Published: July 6, 2021
By Madelia Hickman Ring
DOWNINGTOWN, PENN. — “She had been on the scene for decades. Everyone knew her, even if she hadn’t been very active more recently,” James Pook told Antiques and The Arts Weekly after a busy weekend following Pook & Pook’s June 24-25 sale of the estate of Joyce Bowes Collis. The Lancaster, Penn., dealer’s collection, which boiled down to 774 lots of American painted furniture, ceramics, portraits, glass and needleworks, also featured early English and European furniture, paintings and Chinese export, to name just a few categories.
With only three lots passing from the podium, the sale was more than 99 percent sold and totaled $1,212,780, easily topping the $815,000 high estimate for the collection.
“There was a lot of interest and categories were strong across the board,” Pook said. “The furniture held up very well and did just fine, which is good to see. We had a good number of phone bidders with exceptional online activity, particularly on Bidsquare.”
The lot with one of the highest estimates of either day ended up bringing the highest result of any session. A sgraffito decorated redware charger, dated 1790 and attributed to George Hubener, sold to “a major redware collector in Pennsylvania” for $36,900. The piece, which had provenance to James and Nancy Glazer, was decorated with a large heart issuing tulips under an allover yellow and green glaze. Pook thought that it could have made six figures, but a “pretty significant repair” kept the price low.
Bringing the second highest price of $34,440 fairly early on the second day of sales was a Lancaster County, Penn., walnut architectural schrank that had provenance to the late Pennsylvania folk art dealer Chris Machmer. Pook had sold a related example in 2013 and said, “these days, that’s a very good price.” A trade buyer had the winning bid.
Embroideries in the sale were largely English or European and several examples claimed high places on the leaderboard.

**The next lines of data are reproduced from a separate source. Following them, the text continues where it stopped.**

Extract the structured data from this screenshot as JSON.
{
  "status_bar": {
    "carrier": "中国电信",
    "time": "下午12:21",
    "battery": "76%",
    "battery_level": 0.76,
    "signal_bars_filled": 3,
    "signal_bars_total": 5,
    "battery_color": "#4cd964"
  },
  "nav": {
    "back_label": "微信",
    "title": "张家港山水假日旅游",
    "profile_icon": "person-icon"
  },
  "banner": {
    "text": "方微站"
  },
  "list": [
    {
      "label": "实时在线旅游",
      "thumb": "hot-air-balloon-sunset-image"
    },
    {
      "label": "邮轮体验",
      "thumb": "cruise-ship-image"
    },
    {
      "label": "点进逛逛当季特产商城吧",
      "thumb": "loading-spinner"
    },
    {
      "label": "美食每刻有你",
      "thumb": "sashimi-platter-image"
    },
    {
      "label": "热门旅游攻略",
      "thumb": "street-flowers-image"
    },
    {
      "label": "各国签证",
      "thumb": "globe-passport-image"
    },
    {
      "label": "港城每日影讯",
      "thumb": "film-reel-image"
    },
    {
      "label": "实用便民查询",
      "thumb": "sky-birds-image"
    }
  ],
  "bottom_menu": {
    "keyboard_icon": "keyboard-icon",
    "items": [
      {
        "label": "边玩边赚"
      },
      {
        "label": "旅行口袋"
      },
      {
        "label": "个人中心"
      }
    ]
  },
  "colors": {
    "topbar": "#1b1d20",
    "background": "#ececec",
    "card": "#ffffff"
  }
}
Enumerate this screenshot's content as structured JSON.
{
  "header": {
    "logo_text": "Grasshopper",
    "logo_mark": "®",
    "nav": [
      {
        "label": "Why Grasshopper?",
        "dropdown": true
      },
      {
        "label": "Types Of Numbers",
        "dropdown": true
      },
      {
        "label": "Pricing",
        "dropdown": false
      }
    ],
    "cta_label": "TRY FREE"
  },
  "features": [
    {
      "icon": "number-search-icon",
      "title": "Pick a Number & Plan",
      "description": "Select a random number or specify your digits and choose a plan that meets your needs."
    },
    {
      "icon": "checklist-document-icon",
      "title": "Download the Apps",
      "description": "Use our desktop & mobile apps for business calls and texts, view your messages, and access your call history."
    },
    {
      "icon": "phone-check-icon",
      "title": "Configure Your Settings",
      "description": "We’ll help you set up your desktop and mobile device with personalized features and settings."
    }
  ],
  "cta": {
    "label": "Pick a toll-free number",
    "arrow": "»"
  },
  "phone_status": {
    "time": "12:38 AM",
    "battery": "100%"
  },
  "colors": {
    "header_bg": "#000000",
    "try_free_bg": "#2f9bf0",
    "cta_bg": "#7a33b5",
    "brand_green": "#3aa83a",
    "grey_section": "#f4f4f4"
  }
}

Leading these was a Charles II silk and metallic thread embroidery depicting royal figures in a landscape with allegorical female figures, plants and animals rounding out the composition. It measured 22 by 26 inches in the frame and had been estimated at $6/9,000 but saw considerable competition and finished at $29,520.
“There’s been quite a few of these that have come up in the last few years and we’ve seen an uptick in prices,” Pook said. “It takes quite a bit to get one close to $30,000 and that was a very special piece. We’ve never had one quite that large before.” He confirmed that it sold to an international buyer, “but not one from England.”
Of similar vintage, a Charles II stumpwork casket, dated 1653, had an interior with vibrantly colored drawers and achieved $15,990, more than five times its high estimate.
An Eighteenth Century English or Irish silk on linen sampler described as “elaborate” had been made by Jane Frame and depicted a Georgian manor house with animals on the lawn flanked by birds, figures and flowers. A trade buyer took it to $27,060.
Bowes Collis had been particularly known for her eye for mochaware so it was appropriate that the first day of sale begin with a sizeable selection of pieces. A mochaware pitcher that was cataloged as “exceptional” kicked off the sale and set a high bar early on, achieving $13,530 against an estimate of $4/7,000.
“I’m very pleased with how it did,” Pook said. “There has been a lot of mocha on the market in the last few years and to get a piece that brings five figures takes a lot. Overall, I thought the mocha did very well.”
American furniture was in plentiful supply with several notable results. Topping the category and selling for $18,450 was a painted hard pine corner cupboard attributed to Sussex County, Del. Made by Ralph Brothers circa 1800, the piece had a later blue surface and attracted considerable interest. A private collector from the south beat out a buyer in the room.
Two Berks County, Penn., painted dower chests sold within estimates. One that retained its original blue surface with ivory panels, potted tulips and heart corners, sold to a buyer in Maryland for $15,990. The other, this with its original red surface, closed at $13,530.
Two pieces of painted furniture each exceeded expectations and finished at $11,070. The first was a Nineteenth Century painted poplar jelly cupboard from Pennsylvania that retained its original yellow and red sgraffito decoration and had been signed on the back “John H. Hantz.” The other was a painted pine apothecary cabinet from New England, also Nineteenth Century, that had its original decoration, labeled drawers and floral swags on a green ground.
Brightly colored spatterware in every form imaginable kicked off the second day of sales and was led by a red and green rainbow covered serving dish that nearly doubled its high estimate and closed at $4,428.
Bowes Collis may have liked paintings of birds. Fine art was led – on the first day – by a painting of exotic birds by Jeanne Davies that flew past its $400/600 estimate and finished at $6,150. On the second day, an Eighteenth Century English school portrait of a girl holding a bird brought $15,990 from a Pennsylvania collector, nearly eight times its high estimate.
Pook & Pook’s next Americana and International sale is scheduled for October 1-2.
Prices quoted include the buyer’s premium as reported by the auction house.
For additional information, www.pookandpook.com or 610-269-4040.
5 Church Hill Road / Newtown, CT 06470
Mon - Fri / 8:00 am - 5:01 pm